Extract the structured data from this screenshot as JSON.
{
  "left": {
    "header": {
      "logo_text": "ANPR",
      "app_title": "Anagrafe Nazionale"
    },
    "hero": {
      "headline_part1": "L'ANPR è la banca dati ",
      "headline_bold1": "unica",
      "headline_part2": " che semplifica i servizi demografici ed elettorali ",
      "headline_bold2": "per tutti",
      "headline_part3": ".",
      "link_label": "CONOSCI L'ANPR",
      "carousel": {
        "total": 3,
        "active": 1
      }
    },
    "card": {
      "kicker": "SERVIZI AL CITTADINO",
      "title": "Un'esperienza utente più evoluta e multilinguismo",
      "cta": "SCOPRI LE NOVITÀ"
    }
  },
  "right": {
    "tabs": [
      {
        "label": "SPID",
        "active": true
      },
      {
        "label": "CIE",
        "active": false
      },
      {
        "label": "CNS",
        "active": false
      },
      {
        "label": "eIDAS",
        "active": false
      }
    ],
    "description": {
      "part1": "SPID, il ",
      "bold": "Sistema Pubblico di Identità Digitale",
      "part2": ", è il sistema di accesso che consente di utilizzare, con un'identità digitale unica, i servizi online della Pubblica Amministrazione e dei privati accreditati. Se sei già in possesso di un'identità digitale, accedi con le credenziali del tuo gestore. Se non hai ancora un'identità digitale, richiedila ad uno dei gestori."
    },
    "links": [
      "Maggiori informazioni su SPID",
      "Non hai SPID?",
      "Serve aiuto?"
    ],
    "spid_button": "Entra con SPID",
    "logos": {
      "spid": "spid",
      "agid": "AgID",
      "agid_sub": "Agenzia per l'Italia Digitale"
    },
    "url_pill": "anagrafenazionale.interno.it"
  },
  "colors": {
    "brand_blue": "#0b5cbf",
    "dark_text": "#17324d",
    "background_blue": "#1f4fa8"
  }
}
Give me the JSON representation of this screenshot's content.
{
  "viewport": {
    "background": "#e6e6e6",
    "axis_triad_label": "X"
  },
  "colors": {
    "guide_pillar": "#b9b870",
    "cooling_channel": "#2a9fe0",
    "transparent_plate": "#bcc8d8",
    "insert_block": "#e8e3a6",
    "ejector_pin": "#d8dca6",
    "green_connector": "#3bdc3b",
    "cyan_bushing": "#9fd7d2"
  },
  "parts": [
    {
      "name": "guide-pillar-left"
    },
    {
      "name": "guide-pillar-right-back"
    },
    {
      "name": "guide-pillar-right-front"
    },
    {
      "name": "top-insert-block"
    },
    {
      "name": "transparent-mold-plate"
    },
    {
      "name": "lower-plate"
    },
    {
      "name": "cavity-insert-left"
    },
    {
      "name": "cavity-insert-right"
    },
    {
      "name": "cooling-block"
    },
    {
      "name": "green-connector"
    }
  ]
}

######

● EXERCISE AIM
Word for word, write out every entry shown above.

● YOUR RESPONSE
Extract the structured data from this screenshot as JSON.
{
  "left": {
    "header": {
      "logo_text": "ANPR",
      "app_title": "Anagrafe Nazionale"
    },
    "hero": {
      "headline_part1": "L'ANPR è la banca dati ",
      "headline_bold1": "unica",
      "headline_part2": " che semplifica i servizi demografici ed elettorali ",
      "headline_bold2": "per tutti",
      "headline_part3": ".",
      "link_label": "CONOSCI L'ANPR",
      "carousel": {
        "total": 3,
        "active": 1
      }
    },
    "card": {
      "kicker": "SERVIZI AL CITTADINO",
      "title": "Un'esperienza utente più evoluta e multilinguismo",
      "cta": "SCOPRI LE NOVITÀ"
    }
  },
  "right": {
    "tabs": [
      {
        "label": "SPID",
        "active": true
      },
      {
        "label": "CIE",
        "active": false
      },
      {
        "label": "CNS",
        "active": false
      },
      {
        "label": "eIDAS",
        "active": false
      }
    ],
    "description": {
      "part1": "SPID, il ",
      "bold": "Sistema Pubblico di Identità Digitale",
      "part2": ", è il sistema di accesso che consente di utilizzare, con un'identità digitale unica, i servizi online della Pubblica Amministrazione e dei privati accreditati. Se sei già in possesso di un'identità digitale, accedi con le credenziali del tuo gestore. Se non hai ancora un'identità digitale, richiedila ad uno dei gestori."
    },
    "links": [
      "Maggiori informazioni su SPID",
      "Non hai SPID?",
      "Serve aiuto?"
    ],
    "spid_button": "Entra con SPID",
    "logos": {
      "spid": "spid",
      "agid": "AgID",
      "agid_sub": "Agenzia per l'Italia Digitale"
    },
    "url_pill": "anagrafenazionale.interno.it"
  },
  "colors": {
    "brand_blue": "#0b5cbf",
    "dark_text": "#17324d",
    "background_blue": "#1f4fa8"
  }
}
Give me the JSON representation of this screenshot's content.
{
  "viewport": {
    "background": "#e6e6e6",
    "axis_triad_label": "X"
  },
  "colors": {
    "guide_pillar": "#b9b870",
    "cooling_channel": "#2a9fe0",
    "transparent_plate": "#bcc8d8",
    "insert_block": "#e8e3a6",
    "ejector_pin": "#d8dca6",
    "green_connector": "#3bdc3b",
    "cyan_bushing": "#9fd7d2"
  },
  "parts": [
    {
      "name": "guide-pillar-left"
    },
    {
      "name": "guide-pillar-right-back"
    },
    {
      "name": "guide-pillar-right-front"
    },
    {
      "name": "top-insert-block"
    },
    {
      "name": "transparent-mold-plate"
    },
    {
      "name": "lower-plate"
    },
    {
      "name": "cavity-insert-left"
    },
    {
      "name": "cavity-insert-right"
    },
    {
      "name": "cooling-block"
    },
    {
      "name": "green-connector"
    }
  ]
}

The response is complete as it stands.